If you have experienced a fracture, chances are, you will survive with little or no permanent damage especially if you are young, you are eating a healthful and balanced diet and the fracture is a simple one.
As We Age
When we are young bone health can be taken for granted, but, as we reach middle-age, or become overweight or menopausal, and the fracture is a compound fracture, we may still recover, but it might take more time, we may need surgery to repair the fracture and, it may just be a sign of a more serious condition called osteoporosis. This condition is brought about by serious nutritional deficiencies in calcium, Vitamin D and trace minerals, such as, potassium, magnesium and zinc.
Anatomy Of Bones
First off, our bones are not solid. They are very strong, but, they are not solid. Think of bone matter as kind of a net where the holes can be filled with molecules of calcium, protein, and trace minerals such as potassium, magnesium and zinc.
The richer your diet is in calcium, the more of the holes in the net get filled up and the result is that the bone is denser, sturdier and in the event of every day wear and tear, the body can get the necessary building blocks for building new bone from the food you eat.

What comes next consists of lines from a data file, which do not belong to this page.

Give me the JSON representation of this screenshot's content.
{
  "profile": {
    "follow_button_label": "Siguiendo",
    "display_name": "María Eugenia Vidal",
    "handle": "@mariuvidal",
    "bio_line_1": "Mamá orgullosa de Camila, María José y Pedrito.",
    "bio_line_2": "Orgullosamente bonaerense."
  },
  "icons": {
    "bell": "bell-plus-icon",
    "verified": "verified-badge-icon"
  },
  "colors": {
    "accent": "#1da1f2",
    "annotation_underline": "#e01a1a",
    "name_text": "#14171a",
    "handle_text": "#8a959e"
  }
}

Also, please remember that when we stretch and lift things, like groceries and bags of groceries from the shopping cart to the trunk of the car and from the trunk of the car up the porch steps into the kitchen and onto the kitchen counter; or when we engage in strenuous activities, such as jogging, running, or weight lifting, or even just swinging a toddler or a pre-school aged child onto our hip while carrying a heavy purse – we jar our bones and this results in minute fractures.

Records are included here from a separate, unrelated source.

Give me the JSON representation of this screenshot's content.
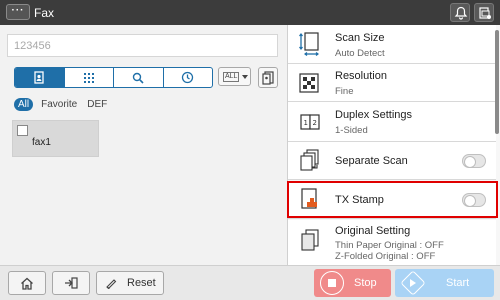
{
  "header": {
    "menu_label": "···",
    "title": "Fax",
    "icons": [
      "bell-icon",
      "device-status-icon"
    ]
  },
  "left": {
    "destination_input": {
      "value": "123456"
    },
    "tabs": [
      {
        "icon": "address-book-icon",
        "active": true
      },
      {
        "icon": "keypad-icon",
        "active": false
      },
      {
        "icon": "search-icon",
        "active": false
      },
      {
        "icon": "history-icon",
        "active": false
      }
    ],
    "filter_label": "ALL",
    "index": [
      "All",
      "Favorite",
      "DEF"
    ],
    "destinations": [
      {
        "name": "fax1",
        "checked": false
      }
    ]
  },
  "settings": [
    {
      "title": "Scan Size",
      "subtitle": "Auto Detect",
      "icon": "scan-size-icon"
    },
    {
      "title": "Resolution",
      "subtitle": "Fine",
      "icon": "resolution-icon"
    },
    {
      "title": "Duplex Settings",
      "subtitle": "1-Sided",
      "icon": "duplex-icon"
    },
    {
      "title": "Separate Scan",
      "toggle": false,
      "icon": "separate-scan-icon"
    },
    {
      "title": "TX Stamp",
      "toggle": false,
      "icon": "tx-stamp-icon"
    },
    {
      "title": "Original Setting",
      "subtitle_lines": [
        "Thin Paper Original : OFF",
        "Z-Folded Original : OFF"
      ],
      "icon": "original-setting-icon"
    }
  ],
  "bottom": {
    "reset_label": "Reset",
    "stop_label": "Stop",
    "start_label": "Start"
  },
  "colors": {
    "accent": "#1f6fa8",
    "highlight": "#e00000",
    "stop": "#f08a8a",
    "start": "#a9d3f5"
  }
}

Proper Nutrition For Bones
If your diet is rich in calcium, Vitamin D, potassium, magnesium and zinc, repair of these small fractures is routinely accomplished by our bodies.
However, because most of us consume a steady diet of junk food and processed foods that are high on taste (salty and sweet), but, low in vitamins and minerals, our body has no material with which to repair the small cracks and fractures that our everyday activities cause to our bones.
If you look at an x-ray of a bone of a person that has vitamin and mineral deficiency, you will see that the white bone has flecks and spots of black on it – the black flecks and spots are empty spaces where calcium should be deposited.
One other complication of nutritional or vitamin deficiency occurs when the body has to use the very little calcium in the body to build bone. The body usually takes the calcium away from the heart and the teeth.
The heart needs calcium because calcium works to plug in small tears in the arteries and blood vessels.
Teeth become brittle and prone to cavities when the enamel is not plugged up with calcium.
Best Foods For Bone Health
Foods Rich In Calcium
• Whole milk is rich in calcium, as are eggs.
• Spinach and other dark, green leafy vegetables are also rich in calcium.
• Surprisingly, sardines and salmon are also rich in calcium (when you eat the bones, that is).
• Broccoli, cauliflower and asparagus are high in protein and are a good source of calcium as well.
• Trace minerals, such as magnesium, potassium and zinc bind to the calcium and coat it so that the calcium adheres better to the bone mass. Yellow colored fruits and vegetables such as bananas, melons, squash, papaya, apricots, and, yes, potatoes are rich in these trace minerals.
Vitamin D is necessary for bone health because Vitamin D helps our body process and store the calcium we take in from the food we eat. Without Vitamin D, the calcium in the food we eat will not be processed or stored by our body.
• Vitamin D is best obtained from sunlight, but, some fatty fish are rich in Vitamin D as well. The good news is that Vitamin D can be taken as a supplement—this is really good news for people who live in areas where there is very little sunlight.
Your best bet for bone health is still a balanced diet that is based mainly on fresh fruit, vegetables, whole grains, nuts, beans, fish, lean fowl and meat.